Aim of the exercise | Reproduce each line below without any alteration.

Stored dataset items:
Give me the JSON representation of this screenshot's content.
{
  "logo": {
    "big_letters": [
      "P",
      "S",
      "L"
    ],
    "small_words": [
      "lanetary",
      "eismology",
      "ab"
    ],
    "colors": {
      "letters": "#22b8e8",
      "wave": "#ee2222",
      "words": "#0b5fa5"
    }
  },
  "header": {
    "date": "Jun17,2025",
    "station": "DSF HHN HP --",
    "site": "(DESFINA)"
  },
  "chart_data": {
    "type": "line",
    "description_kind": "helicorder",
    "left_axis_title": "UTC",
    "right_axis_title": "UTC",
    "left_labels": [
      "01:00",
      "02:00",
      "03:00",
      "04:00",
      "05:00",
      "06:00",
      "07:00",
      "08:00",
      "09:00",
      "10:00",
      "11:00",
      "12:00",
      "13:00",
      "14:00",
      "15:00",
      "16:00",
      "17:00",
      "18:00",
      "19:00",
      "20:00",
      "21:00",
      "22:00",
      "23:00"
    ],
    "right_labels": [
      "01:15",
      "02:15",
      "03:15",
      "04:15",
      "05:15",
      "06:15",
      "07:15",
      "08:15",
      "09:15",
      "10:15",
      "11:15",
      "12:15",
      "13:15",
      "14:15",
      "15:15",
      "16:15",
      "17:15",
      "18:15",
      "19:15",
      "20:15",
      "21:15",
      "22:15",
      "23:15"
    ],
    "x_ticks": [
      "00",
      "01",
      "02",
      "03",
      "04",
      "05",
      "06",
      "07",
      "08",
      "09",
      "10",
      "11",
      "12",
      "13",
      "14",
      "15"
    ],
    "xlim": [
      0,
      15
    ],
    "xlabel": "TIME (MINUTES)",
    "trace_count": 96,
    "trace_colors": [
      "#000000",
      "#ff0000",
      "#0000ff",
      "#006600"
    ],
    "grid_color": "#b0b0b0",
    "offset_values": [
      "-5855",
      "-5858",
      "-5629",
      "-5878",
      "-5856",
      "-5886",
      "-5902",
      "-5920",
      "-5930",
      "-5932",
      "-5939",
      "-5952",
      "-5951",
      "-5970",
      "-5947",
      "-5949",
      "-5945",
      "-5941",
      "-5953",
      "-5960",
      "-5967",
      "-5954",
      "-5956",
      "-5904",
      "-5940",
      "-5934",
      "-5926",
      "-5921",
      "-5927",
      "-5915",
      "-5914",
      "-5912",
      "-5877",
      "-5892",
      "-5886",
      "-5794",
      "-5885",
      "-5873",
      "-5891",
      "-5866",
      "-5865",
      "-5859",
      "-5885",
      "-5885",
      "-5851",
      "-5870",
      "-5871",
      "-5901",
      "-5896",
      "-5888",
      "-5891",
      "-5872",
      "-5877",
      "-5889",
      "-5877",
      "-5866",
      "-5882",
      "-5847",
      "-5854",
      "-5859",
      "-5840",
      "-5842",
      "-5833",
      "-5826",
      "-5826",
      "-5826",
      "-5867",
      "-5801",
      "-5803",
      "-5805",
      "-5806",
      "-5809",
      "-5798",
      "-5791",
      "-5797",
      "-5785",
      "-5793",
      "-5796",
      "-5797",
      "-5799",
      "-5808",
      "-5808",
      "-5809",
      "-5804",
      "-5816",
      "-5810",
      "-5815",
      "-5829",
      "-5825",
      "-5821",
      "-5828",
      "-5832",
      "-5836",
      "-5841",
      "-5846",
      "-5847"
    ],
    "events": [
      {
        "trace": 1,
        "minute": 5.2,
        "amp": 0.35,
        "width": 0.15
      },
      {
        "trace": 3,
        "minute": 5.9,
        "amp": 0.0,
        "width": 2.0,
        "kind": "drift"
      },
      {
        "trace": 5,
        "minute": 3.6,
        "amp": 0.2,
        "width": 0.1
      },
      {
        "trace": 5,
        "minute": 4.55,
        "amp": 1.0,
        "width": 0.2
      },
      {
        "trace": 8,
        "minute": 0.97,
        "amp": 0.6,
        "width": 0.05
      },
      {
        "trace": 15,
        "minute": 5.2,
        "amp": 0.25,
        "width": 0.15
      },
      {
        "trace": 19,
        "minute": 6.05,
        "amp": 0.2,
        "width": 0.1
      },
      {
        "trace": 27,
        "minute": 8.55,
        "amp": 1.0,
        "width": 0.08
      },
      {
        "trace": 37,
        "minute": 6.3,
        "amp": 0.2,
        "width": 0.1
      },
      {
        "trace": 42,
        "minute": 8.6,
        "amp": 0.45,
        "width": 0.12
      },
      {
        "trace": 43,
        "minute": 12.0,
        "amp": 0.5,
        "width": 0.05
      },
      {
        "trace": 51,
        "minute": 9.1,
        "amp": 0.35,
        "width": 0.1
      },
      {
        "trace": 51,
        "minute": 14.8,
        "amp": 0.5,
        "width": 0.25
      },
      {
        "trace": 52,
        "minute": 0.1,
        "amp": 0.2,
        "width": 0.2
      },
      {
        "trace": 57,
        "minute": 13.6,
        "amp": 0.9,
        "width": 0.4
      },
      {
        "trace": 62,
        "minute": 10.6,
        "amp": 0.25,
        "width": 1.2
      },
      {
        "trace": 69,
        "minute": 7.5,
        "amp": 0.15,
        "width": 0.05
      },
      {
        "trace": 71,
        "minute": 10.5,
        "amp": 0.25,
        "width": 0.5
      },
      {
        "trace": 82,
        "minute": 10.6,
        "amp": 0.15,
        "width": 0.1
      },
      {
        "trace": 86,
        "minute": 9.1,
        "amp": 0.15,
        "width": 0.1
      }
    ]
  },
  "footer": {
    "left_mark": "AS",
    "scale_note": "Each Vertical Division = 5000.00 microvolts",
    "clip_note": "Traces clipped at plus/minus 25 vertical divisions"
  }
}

Answer space |
Give me the JSON representation of this screenshot's content.
{
  "logo": {
    "big_letters": [
      "P",
      "S",
      "L"
    ],
    "small_words": [
      "lanetary",
      "eismology",
      "ab"
    ],
    "colors": {
      "letters": "#22b8e8",
      "wave": "#ee2222",
      "words": "#0b5fa5"
    }
  },
  "header": {
    "date": "Jun17,2025",
    "station": "DSF HHN HP --",
    "site": "(DESFINA)"
  },
  "chart_data": {
    "type": "line",
    "description_kind": "helicorder",
    "left_axis_title": "UTC",
    "right_axis_title": "UTC",
    "left_labels": [
      "01:00",
      "02:00",
      "03:00",
      "04:00",
      "05:00",
      "06:00",
      "07:00",
      "08:00",
      "09:00",
      "10:00",
      "11:00",
      "12:00",
      "13:00",
      "14:00",
      "15:00",
      "16:00",
      "17:00",
      "18:00",
      "19:00",
      "20:00",
      "21:00",
      "22:00",
      "23:00"
    ],
    "right_labels": [
      "01:15",
      "02:15",
      "03:15",
      "04:15",
      "05:15",
      "06:15",
      "07:15",
      "08:15",
      "09:15",
      "10:15",
      "11:15",
      "12:15",
      "13:15",
      "14:15",
      "15:15",
      "16:15",
      "17:15",
      "18:15",
      "19:15",
      "20:15",
      "21:15",
      "22:15",
      "23:15"
    ],
    "x_ticks": [
      "00",
      "01",
      "02",
      "03",
      "04",
      "05",
      "06",
      "07",
      "08",
      "09",
      "10",
      "11",
      "12",
      "13",
      "14",
      "15"
    ],
    "xlim": [
      0,
      15
    ],
    "xlabel": "TIME (MINUTES)",
    "trace_count": 96,
    "trace_colors": [
      "#000000",
      "#ff0000",
      "#0000ff",
      "#006600"
    ],
    "grid_color": "#b0b0b0",
    "offset_values": [
      "-5855",
      "-5858",
      "-5629",
      "-5878",
      "-5856",
      "-5886",
      "-5902",
      "-5920",
      "-5930",
      "-5932",
      "-5939",
      "-5952",
      "-5951",
      "-5970",
      "-5947",
      "-5949",
      "-5945",
      "-5941",
      "-5953",
      "-5960",
      "-5967",
      "-5954",
      "-5956",
      "-5904",
      "-5940",
      "-5934",
      "-5926",
      "-5921",
      "-5927",
      "-5915",
      "-5914",
      "-5912",
      "-5877",
      "-5892",
      "-5886",
      "-5794",
      "-5885",
      "-5873",
      "-5891",
      "-5866",
      "-5865",
      "-5859",
      "-5885",
      "-5885",
      "-5851",
      "-5870",
      "-5871",
      "-5901",
      "-5896",
      "-5888",
      "-5891",
      "-5872",
      "-5877",
      "-5889",
      "-5877",
      "-5866",
      "-5882",
      "-5847",
      "-5854",
      "-5859",
      "-5840",
      "-5842",
      "-5833",
      "-5826",
      "-5826",
      "-5826",
      "-5867",
      "-5801",
      "-5803",
      "-5805",
      "-5806",
      "-5809",
      "-5798",
      "-5791",
      "-5797",
      "-5785",
      "-5793",
      "-5796",
      "-5797",
      "-5799",
      "-5808",
      "-5808",
      "-5809",
      "-5804",
      "-5816",
      "-5810",
      "-5815",
      "-5829",
      "-5825",
      "-5821",
      "-5828",
      "-5832",
      "-5836",
      "-5841",
      "-5846",
      "-5847"
    ],
    "events": [
      {
        "trace": 1,
        "minute": 5.2,
        "amp": 0.35,
        "width": 0.15
      },
      {
        "trace": 3,
        "minute": 5.9,
        "amp": 0.0,
        "width": 2.0,
        "kind": "drift"
      },
      {
        "trace": 5,
        "minute": 3.6,
        "amp": 0.2,
        "width": 0.1
      },
      {
        "trace": 5,
        "minute": 4.55,
        "amp": 1.0,
        "width": 0.2
      },
      {
        "trace": 8,
        "minute": 0.97,
        "amp": 0.6,
        "width": 0.05
      },
      {
        "trace": 15,
        "minute": 5.2,
        "amp": 0.25,
        "width": 0.15
      },
      {
        "trace": 19,
        "minute": 6.05,
        "amp": 0.2,
        "width": 0.1
      },
      {
        "trace": 27,
        "minute": 8.55,
        "amp": 1.0,
        "width": 0.08
      },
      {
        "trace": 37,
        "minute": 6.3,
        "amp": 0.2,
        "width": 0.1
      },
      {
        "trace": 42,
        "minute": 8.6,
        "amp": 0.45,
        "width": 0.12
      },
      {
        "trace": 43,
        "minute": 12.0,
        "amp": 0.5,
        "width": 0.05
      },
      {
        "trace": 51,
        "minute": 9.1,
        "amp": 0.35,
        "width": 0.1
      },
      {
        "trace": 51,
        "minute": 14.8,
        "amp": 0.5,
        "width": 0.25
      },
      {
        "trace": 52,
        "minute": 0.1,
        "amp": 0.2,
        "width": 0.2
      },
      {
        "trace": 57,
        "minute": 13.6,
        "amp": 0.9,
        "width": 0.4
      },
      {
        "trace": 62,
        "minute": 10.6,
        "amp": 0.25,
        "width": 1.2
      },
      {
        "trace": 69,
        "minute": 7.5,
        "amp": 0.15,
        "width": 0.05
      },
      {
        "trace": 71,
        "minute": 10.5,
        "amp": 0.25,
        "width": 0.5
      },
      {
        "trace": 82,
        "minute": 10.6,
        "amp": 0.15,
        "width": 0.1
      },
      {
        "trace": 86,
        "minute": 9.1,
        "amp": 0.15,
        "width": 0.1
      }
    ]
  },
  "footer": {
    "left_mark": "AS",
    "scale_note": "Each Vertical Division = 5000.00 microvolts",
    "clip_note": "Traces clipped at plus/minus 25 vertical divisions"
  }
}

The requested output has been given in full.